What is Cartilage and How is it Damaged? 

Cartilage (hyaline cartilage or articular cartilage) is a 3-5 mm thin tissue that covers the bony surfaces inside our joints. It provides a very low  friction articulation that ideally lasts a life-time.

Cartilage can be damaged acutely through accidents, such as during an ACL tear or patellar (knee-cap) dislocation. Cartilage can also break down slowly  over time, eventually leading to osteoarthritis (wear-and-tear, rather than inflammatory arthritis).

Often, cartilage damage starts as a small "pothole," which then enlarges over time. Eventually, most or all cartilage is worn away, resulting in  “bone-on-bone” arthritis. Ideally, cartilage damage is discovered in the early stages, when it can be treated with cartilage repair for younger  and more active patients. More advanced damage, especially that in older and more sedentary patients, is generally treated with joint replacement.
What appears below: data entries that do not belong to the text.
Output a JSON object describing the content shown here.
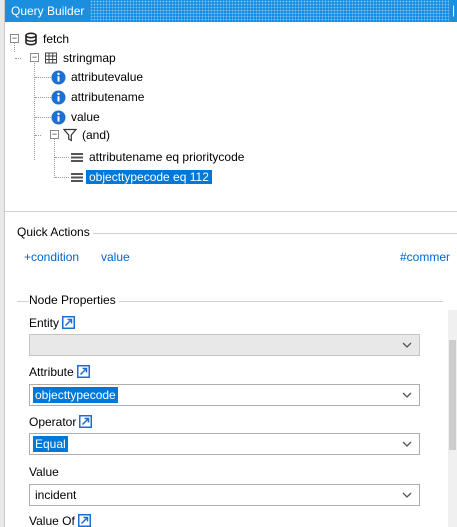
{
  "panel": {
    "title": "Query Builder",
    "pin_glyph": "❘"
  },
  "tree": {
    "nodes": [
      {
        "id": "fetch",
        "label": "fetch",
        "icon": "database-icon",
        "toggle": "−"
      },
      {
        "id": "stringmap",
        "label": "stringmap",
        "icon": "table-icon",
        "toggle": "−"
      },
      {
        "id": "attributevalue",
        "label": "attributevalue",
        "icon": "attribute-info-icon"
      },
      {
        "id": "attributename",
        "label": "attributename",
        "icon": "attribute-info-icon"
      },
      {
        "id": "value",
        "label": "value",
        "icon": "attribute-info-icon"
      },
      {
        "id": "and",
        "label": "(and)",
        "icon": "filter-icon",
        "toggle": "−"
      },
      {
        "id": "cond1",
        "label": "attributename eq prioritycode",
        "icon": "condition-icon"
      },
      {
        "id": "cond2",
        "label": "objecttypecode eq 112",
        "icon": "condition-icon",
        "selected": true
      }
    ]
  },
  "quick_actions": {
    "header": "Quick Actions",
    "links": [
      "+condition",
      "value",
      "#commer"
    ]
  },
  "node_properties": {
    "header": "Node Properties",
    "entity": {
      "label": "Entity",
      "value": ""
    },
    "attribute": {
      "label": "Attribute",
      "value": "objecttypecode"
    },
    "operator": {
      "label": "Operator",
      "value": "Equal"
    },
    "value": {
      "label": "Value",
      "value": "incident"
    },
    "value_of": {
      "label": "Value Of"
    }
  },
  "colors": {
    "accent": "#0078d7",
    "titlebar": "#1a8fe0",
    "link": "#0066cc"
  }
}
What is Cartilage Repair? 

Cartilage repair is a general term encompassing a number of different surgical procedures designed to heal cartilage damage by filling the cartilage  defect with repair tissue or new cartilage. This includes techniques such as microfracture, osteochondral autograft transfer (also known as OATS or  Mosaicplasty), osteochondral allograft transplantation and autologous chondrocyte implantation (ACI / Carticel). The choice of procedure depends on  the size and location of the defect.

Who is a Candidate for Cartilage Repair? 

The ideal candidate will have focal cartilage damage, i.e. the “pothole” stage. Once widespread or bone-on-bone arthritis has developed, cartilage  repair is not an option anymore. Also, because cartilage repair surgery typically has a long recovery time before the patient can return to  unrestricted activities, such as running or basketball, it is mainly performed in younger, active patients where joint replacement is not an  option. Although there are no strict rules regarding patient age, the average patient treated with cartilage repair surgery is between 16 and  45 years of age.

What is the Typical Recovery After Cartilage Repair Surgery? 

Every cartilage surgery is different. Some surgeries may be performed as outpatient (same day) surgery, while others may require 1-3 days in the  hospital. Crutches may be required for up to 2 months after surgery. Typically, patients can begin riding a stationary bike at 4-6 weeks, swimming  and elliptical trainer at 8-12 weeks, and light jogging at 1 year. Unrestricted activities such as basketball, squash or longer-distance running is  permitted after 18 months.

Why Does Recovery Take so Long?

Simply, cartilage heals very slowly. Early activity can harm or destroy the repaired tissue.